When Andy and Daryl arrive at the HDRCP lab to begin filming the industrial instructional video, they are shown walking through a working laboratory, with actual research going on around them by white-lab-coated technicians. They pass by a full snack box positioned on the lab counter, amongst the beakers and test tubes and vials and such. A bag of Herr’s Ragin’ Ranch Chips is clearly visible. It made me wonder if the meticulously pristine, gloved, goggle-wearing technicians just set their equipment down at any time to snatch up a handful of Ragin’ Ranch chips to satisfy their mid-afternoon munchies. Then do they carefully wipe the colorful Ragin’ Ranch crumbs off their hands onto their white lab coats? It all seems kind of Kevin Malone-y, doesn’t it?
Meanwhile, the paper airplane contest is in full swing down in the Dunder Mifflin warehouse. Behind the contestants is a desk or a shelving unit that is covered with boxes of Wegman’s snacks and cereals, in an artfully-arranged still-life composition similar to the top of the break room refrigerator upstairs. On the wall above this snack cart is a poster that is “awarding” the warehouse with the unwanted title of “Dirtiest department.” The illustration on this “award” is a cartoon pig. Well… maybe if they didn’t have so many boxes of goodies so conveniently handy down there, they wouldn’t have so many cookie crumbs all over the floor! The warehouse refrigerator features a magnet for RX Billing Services, a local Dunmore business. It also has the exact same magnet as the upstairs refrigerator, extolling the legal services of Dante Cancelli, a Scranton attorney-at-law. Dante works both floors, tending to the legal needs of the blue and the white collars. There are several cases of Izze sparkling juice on the floor behind Nellie, and a 97.9X radio station bumper-sticker behind Kevin, as he glues his fingers together making his many faulty airplanes.

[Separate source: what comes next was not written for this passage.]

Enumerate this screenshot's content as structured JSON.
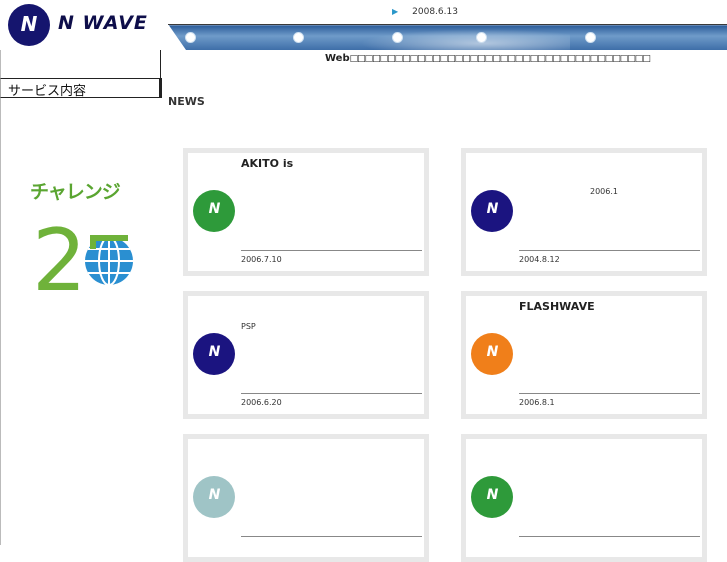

When Angela is shown “stocking up” on Dunder Mifflin toilet paper for her home use, she walks past a poster for the Scranton “Fight For Air” Walk, a charity event which was held in October 2012. The pilfered toilet paper rolls were in a blue generic wrapping paper, with only the word “soft” written on the packaging. Since the show knows that nuts like me are out there watching for stuff like this, they really should have put something comically negative like “industrial-grade” on the toilet paper. It would have been funny and apropos, reminding us that the notorious cheapskate Dwight Schrute is the landlord that stocks the Scranton Business Park bathrooms.
And finally, Jim Halpert is shown climbing into a McCarthy Flowered Cab in the parking lot. The local company McCarthy cabs has been a staple on the show for years, showing up time and time again. This particular cab is marked on the front fender with the designating number “M152.” Hmm… if I look back at previous episodes, I wonder if cab M152 will be the one that is making every single pick-up. Something tells me that it just might be.